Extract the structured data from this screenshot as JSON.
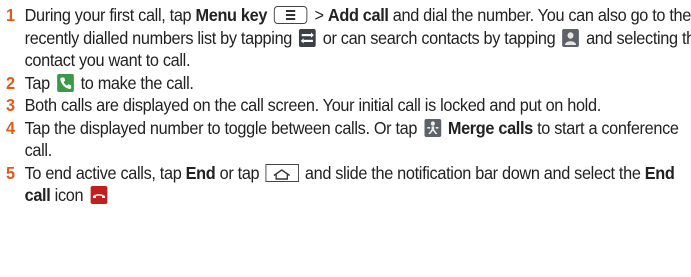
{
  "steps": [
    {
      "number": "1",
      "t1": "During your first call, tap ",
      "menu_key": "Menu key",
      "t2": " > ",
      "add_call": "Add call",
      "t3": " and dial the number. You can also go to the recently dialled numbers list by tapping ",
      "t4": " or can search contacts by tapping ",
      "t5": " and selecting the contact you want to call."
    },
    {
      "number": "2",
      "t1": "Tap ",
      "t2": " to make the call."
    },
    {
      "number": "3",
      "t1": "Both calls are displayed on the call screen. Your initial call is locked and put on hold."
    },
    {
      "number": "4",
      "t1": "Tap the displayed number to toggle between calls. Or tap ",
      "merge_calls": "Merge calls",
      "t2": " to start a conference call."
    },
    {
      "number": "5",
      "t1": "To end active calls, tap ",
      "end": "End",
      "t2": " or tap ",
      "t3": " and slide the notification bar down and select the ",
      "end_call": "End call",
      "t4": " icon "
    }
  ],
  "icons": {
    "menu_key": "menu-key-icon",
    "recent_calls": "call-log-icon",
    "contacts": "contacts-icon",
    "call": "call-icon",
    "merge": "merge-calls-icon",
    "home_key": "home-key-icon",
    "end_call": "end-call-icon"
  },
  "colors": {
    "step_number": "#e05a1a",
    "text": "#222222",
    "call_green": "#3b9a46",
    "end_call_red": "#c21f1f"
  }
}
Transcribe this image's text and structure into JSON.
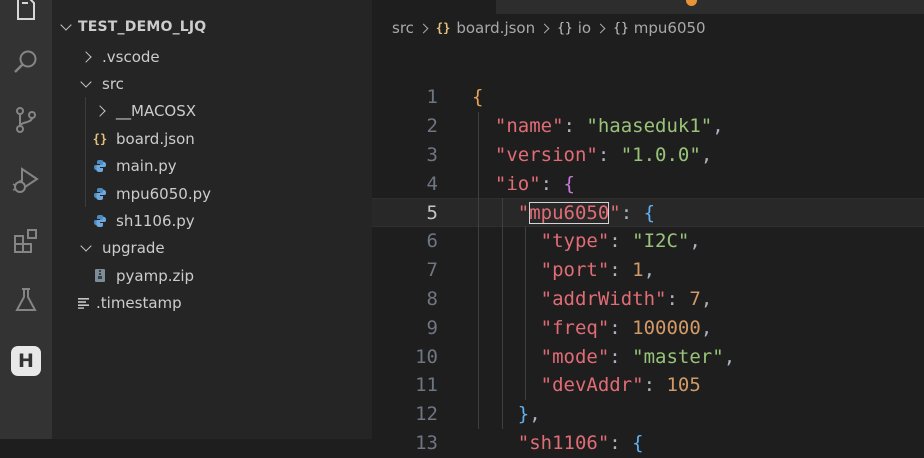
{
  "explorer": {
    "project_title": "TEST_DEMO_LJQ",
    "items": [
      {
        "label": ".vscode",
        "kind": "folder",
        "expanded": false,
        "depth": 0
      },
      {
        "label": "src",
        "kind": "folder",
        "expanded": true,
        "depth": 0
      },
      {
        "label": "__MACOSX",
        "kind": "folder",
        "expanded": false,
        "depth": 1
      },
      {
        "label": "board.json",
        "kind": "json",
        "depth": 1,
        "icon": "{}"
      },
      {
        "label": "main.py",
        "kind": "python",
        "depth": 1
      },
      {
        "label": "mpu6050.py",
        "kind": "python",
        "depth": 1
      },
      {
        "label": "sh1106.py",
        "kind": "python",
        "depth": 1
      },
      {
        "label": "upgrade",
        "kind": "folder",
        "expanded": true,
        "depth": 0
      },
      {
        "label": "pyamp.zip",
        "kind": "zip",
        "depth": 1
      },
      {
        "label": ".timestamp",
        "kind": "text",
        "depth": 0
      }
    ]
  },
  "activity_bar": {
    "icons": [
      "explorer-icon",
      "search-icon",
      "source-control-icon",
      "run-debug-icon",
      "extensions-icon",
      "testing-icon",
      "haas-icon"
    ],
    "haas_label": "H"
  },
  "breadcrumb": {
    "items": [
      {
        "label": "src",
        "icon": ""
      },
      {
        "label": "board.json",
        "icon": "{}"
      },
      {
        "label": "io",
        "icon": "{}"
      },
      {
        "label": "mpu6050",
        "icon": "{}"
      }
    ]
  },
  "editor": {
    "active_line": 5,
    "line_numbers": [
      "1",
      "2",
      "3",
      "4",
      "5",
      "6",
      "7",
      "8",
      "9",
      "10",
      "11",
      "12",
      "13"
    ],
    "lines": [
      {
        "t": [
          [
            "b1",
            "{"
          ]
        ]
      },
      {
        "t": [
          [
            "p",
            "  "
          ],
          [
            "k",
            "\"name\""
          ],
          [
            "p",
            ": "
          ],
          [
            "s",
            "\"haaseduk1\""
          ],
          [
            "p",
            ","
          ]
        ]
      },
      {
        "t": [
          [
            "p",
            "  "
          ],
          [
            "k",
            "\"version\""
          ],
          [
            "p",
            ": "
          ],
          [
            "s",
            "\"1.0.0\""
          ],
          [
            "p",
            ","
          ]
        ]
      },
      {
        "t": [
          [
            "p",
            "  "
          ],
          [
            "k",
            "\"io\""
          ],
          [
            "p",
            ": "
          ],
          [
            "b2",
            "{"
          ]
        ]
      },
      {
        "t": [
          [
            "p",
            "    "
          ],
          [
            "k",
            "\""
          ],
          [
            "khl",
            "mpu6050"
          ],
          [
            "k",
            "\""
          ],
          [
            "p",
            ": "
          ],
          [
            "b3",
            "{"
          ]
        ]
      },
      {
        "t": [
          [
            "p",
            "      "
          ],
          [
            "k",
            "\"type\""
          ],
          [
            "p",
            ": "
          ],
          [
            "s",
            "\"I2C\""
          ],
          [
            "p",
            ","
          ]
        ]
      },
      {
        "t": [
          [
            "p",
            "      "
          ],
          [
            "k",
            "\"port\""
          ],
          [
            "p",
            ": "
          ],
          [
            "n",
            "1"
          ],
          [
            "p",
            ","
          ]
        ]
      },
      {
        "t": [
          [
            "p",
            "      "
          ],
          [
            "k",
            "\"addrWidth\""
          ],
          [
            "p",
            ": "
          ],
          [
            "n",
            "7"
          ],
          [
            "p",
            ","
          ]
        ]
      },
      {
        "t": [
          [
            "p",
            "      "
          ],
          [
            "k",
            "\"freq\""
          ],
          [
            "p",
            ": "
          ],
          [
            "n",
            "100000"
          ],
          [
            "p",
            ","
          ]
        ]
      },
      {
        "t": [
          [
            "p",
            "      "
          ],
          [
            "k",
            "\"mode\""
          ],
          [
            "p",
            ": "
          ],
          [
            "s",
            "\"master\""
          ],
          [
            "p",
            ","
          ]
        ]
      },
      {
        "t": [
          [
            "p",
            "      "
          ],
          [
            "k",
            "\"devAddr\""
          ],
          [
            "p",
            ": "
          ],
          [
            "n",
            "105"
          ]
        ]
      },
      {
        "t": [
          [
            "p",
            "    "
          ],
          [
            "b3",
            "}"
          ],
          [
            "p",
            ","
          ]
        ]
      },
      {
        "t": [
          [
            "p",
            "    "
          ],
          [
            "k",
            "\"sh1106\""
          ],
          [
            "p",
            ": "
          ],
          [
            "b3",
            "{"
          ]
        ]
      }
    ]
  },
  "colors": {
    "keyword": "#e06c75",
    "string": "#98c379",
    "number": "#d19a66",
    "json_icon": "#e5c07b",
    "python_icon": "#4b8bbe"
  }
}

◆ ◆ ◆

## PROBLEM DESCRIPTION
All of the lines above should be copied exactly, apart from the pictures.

## ANSWER BELOW
Extract the structured data from this screenshot as JSON.
{
  "steps": [
    {
      "number": "1",
      "t1": "During your first call, tap ",
      "menu_key": "Menu key",
      "t2": " > ",
      "add_call": "Add call",
      "t3": " and dial the number. You can also go to the recently dialled numbers list by tapping ",
      "t4": " or can search contacts by tapping ",
      "t5": " and selecting the contact you want to call."
    },
    {
      "number": "2",
      "t1": "Tap ",
      "t2": " to make the call."
    },
    {
      "number": "3",
      "t1": "Both calls are displayed on the call screen. Your initial call is locked and put on hold."
    },
    {
      "number": "4",
      "t1": "Tap the displayed number to toggle between calls. Or tap ",
      "merge_calls": "Merge calls",
      "t2": " to start a conference call."
    },
    {
      "number": "5",
      "t1": "To end active calls, tap ",
      "end": "End",
      "t2": " or tap ",
      "t3": " and slide the notification bar down and select the ",
      "end_call": "End call",
      "t4": " icon "
    }
  ],
  "icons": {
    "menu_key": "menu-key-icon",
    "recent_calls": "call-log-icon",
    "contacts": "contacts-icon",
    "call": "call-icon",
    "merge": "merge-calls-icon",
    "home_key": "home-key-icon",
    "end_call": "end-call-icon"
  },
  "colors": {
    "step_number": "#e05a1a",
    "text": "#222222",
    "call_green": "#3b9a46",
    "end_call_red": "#c21f1f"
  }
}
Transcribe this image's text and structure into JSON.
{
  "explorer": {
    "project_title": "TEST_DEMO_LJQ",
    "items": [
      {
        "label": ".vscode",
        "kind": "folder",
        "expanded": false,
        "depth": 0
      },
      {
        "label": "src",
        "kind": "folder",
        "expanded": true,
        "depth": 0
      },
      {
        "label": "__MACOSX",
        "kind": "folder",
        "expanded": false,
        "depth": 1
      },
      {
        "label": "board.json",
        "kind": "json",
        "depth": 1,
        "icon": "{}"
      },
      {
        "label": "main.py",
        "kind": "python",
        "depth": 1
      },
      {
        "label": "mpu6050.py",
        "kind": "python",
        "depth": 1
      },
      {
        "label": "sh1106.py",
        "kind": "python",
        "depth": 1
      },
      {
        "label": "upgrade",
        "kind": "folder",
        "expanded": true,
        "depth": 0
      },
      {
        "label": "pyamp.zip",
        "kind": "zip",
        "depth": 1
      },
      {
        "label": ".timestamp",
        "kind": "text",
        "depth": 0
      }
    ]
  },
  "activity_bar": {
    "icons": [
      "explorer-icon",
      "search-icon",
      "source-control-icon",
      "run-debug-icon",
      "extensions-icon",
      "testing-icon",
      "haas-icon"
    ],
    "haas_label": "H"
  },
  "breadcrumb": {
    "items": [
      {
        "label": "src",
        "icon": ""
      },
      {
        "label": "board.json",
        "icon": "{}"
      },
      {
        "label": "io",
        "icon": "{}"
      },
      {
        "label": "mpu6050",
        "icon": "{}"
      }
    ]
  },
  "editor": {
    "active_line": 5,
    "line_numbers": [
      "1",
      "2",
      "3",
      "4",
      "5",
      "6",
      "7",
      "8",
      "9",
      "10",
      "11",
      "12",
      "13"
    ],
    "lines": [
      {
        "t": [
          [
            "b1",
            "{"
          ]
        ]
      },
      {
        "t": [
          [
            "p",
            "  "
          ],
          [
            "k",
            "\"name\""
          ],
          [
            "p",
            ": "
          ],
          [
            "s",
            "\"haaseduk1\""
          ],
          [
            "p",
            ","
          ]
        ]
      },
      {
        "t": [
          [
            "p",
            "  "
          ],
          [
            "k",
            "\"version\""
          ],
          [
            "p",
            ": "
          ],
          [
            "s",
            "\"1.0.0\""
          ],
          [
            "p",
            ","
          ]
        ]
      },
      {
        "t": [
          [
            "p",
            "  "
          ],
          [
            "k",
            "\"io\""
          ],
          [
            "p",
            ": "
          ],
          [
            "b2",
            "{"
          ]
        ]
      },
      {
        "t": [
          [
            "p",
            "    "
          ],
          [
            "k",
            "\""
          ],
          [
            "khl",
            "mpu6050"
          ],
          [
            "k",
            "\""
          ],
          [
            "p",
            ": "
          ],
          [
            "b3",
            "{"
          ]
        ]
      },
      {
        "t": [
          [
            "p",
            "      "
          ],
          [
            "k",
            "\"type\""
          ],
          [
            "p",
            ": "
          ],
          [
            "s",
            "\"I2C\""
          ],
          [
            "p",
            ","
          ]
        ]
      },
      {
        "t": [
          [
            "p",
            "      "
          ],
          [
            "k",
            "\"port\""
          ],
          [
            "p",
            ": "
          ],
          [
            "n",
            "1"
          ],
          [
            "p",
            ","
          ]
        ]
      },
      {
        "t": [
          [
            "p",
            "      "
          ],
          [
            "k",
            "\"addrWidth\""
          ],
          [
            "p",
            ": "
          ],
          [
            "n",
            "7"
          ],
          [
            "p",
            ","
          ]
        ]
      },
      {
        "t": [
          [
            "p",
            "      "
          ],
          [
            "k",
            "\"freq\""
          ],
          [
            "p",
            ": "
          ],
          [
            "n",
            "100000"
          ],
          [
            "p",
            ","
          ]
        ]
      },
      {
        "t": [
          [
            "p",
            "      "
          ],
          [
            "k",
            "\"mode\""
          ],
          [
            "p",
            ": "
          ],
          [
            "s",
            "\"master\""
          ],
          [
            "p",
            ","
          ]
        ]
      },
      {
        "t": [
          [
            "p",
            "      "
          ],
          [
            "k",
            "\"devAddr\""
          ],
          [
            "p",
            ": "
          ],
          [
            "n",
            "105"
          ]
        ]
      },
      {
        "t": [
          [
            "p",
            "    "
          ],
          [
            "b3",
            "}"
          ],
          [
            "p",
            ","
          ]
        ]
      },
      {
        "t": [
          [
            "p",
            "    "
          ],
          [
            "k",
            "\"sh1106\""
          ],
          [
            "p",
            ": "
          ],
          [
            "b3",
            "{"
          ]
        ]
      }
    ]
  },
  "colors": {
    "keyword": "#e06c75",
    "string": "#98c379",
    "number": "#d19a66",
    "json_icon": "#e5c07b",
    "python_icon": "#4b8bbe"
  }
}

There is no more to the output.